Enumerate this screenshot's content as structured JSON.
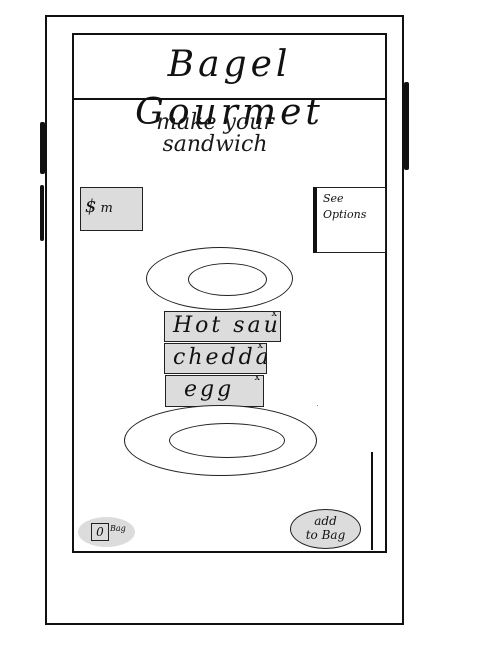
{
  "app": {
    "title": "Bagel Gourmet"
  },
  "main": {
    "subtitle_line1": "make your",
    "subtitle_line2": "sandwich",
    "price": {
      "symbol": "$",
      "value": "m"
    },
    "options_button": {
      "line1": "See",
      "line2": "Options"
    }
  },
  "ingredients": [
    {
      "label": "Hot sauce",
      "remove": "x"
    },
    {
      "label": "cheddar",
      "remove": "x"
    },
    {
      "label": "egg",
      "remove": "x"
    }
  ],
  "footer": {
    "bag_count": "0",
    "bag_label": "Bag",
    "add_line1": "add",
    "add_line2": "to Bag"
  },
  "colors": {
    "fill_gray": "#dcdcdc",
    "stroke": "#111111",
    "background": "#ffffff"
  }
}
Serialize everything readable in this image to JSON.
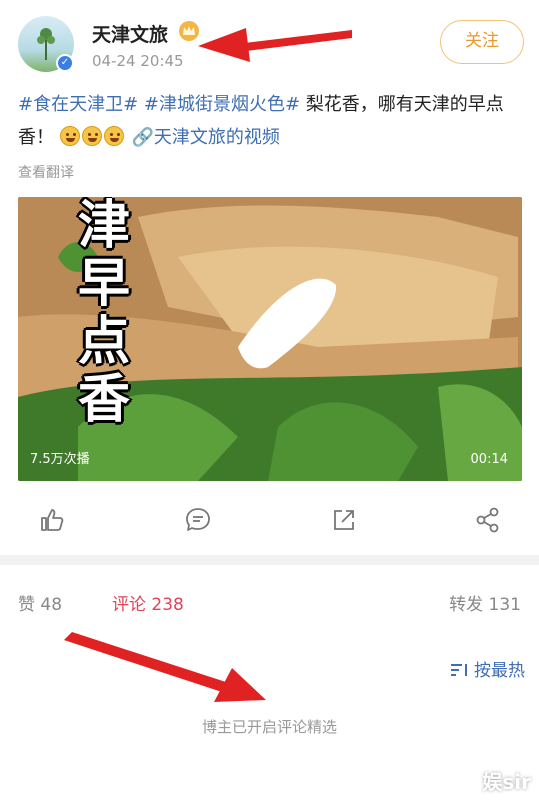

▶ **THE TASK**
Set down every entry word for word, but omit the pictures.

▶ **TASK RESULT**
Enumerate this screenshot's content as structured JSON.
{
  "app": {
    "title": "Bagel Gourmet"
  },
  "main": {
    "subtitle_line1": "make your",
    "subtitle_line2": "sandwich",
    "price": {
      "symbol": "$",
      "value": "m"
    },
    "options_button": {
      "line1": "See",
      "line2": "Options"
    }
  },
  "ingredients": [
    {
      "label": "Hot sauce",
      "remove": "x"
    },
    {
      "label": "cheddar",
      "remove": "x"
    },
    {
      "label": "egg",
      "remove": "x"
    }
  ],
  "footer": {
    "bag_count": "0",
    "bag_label": "Bag",
    "add_line1": "add",
    "add_line2": "to Bag"
  },
  "colors": {
    "fill_gray": "#dcdcdc",
    "stroke": "#111111",
    "background": "#ffffff"
  }
}
Serialize everything readable in this image to JSON.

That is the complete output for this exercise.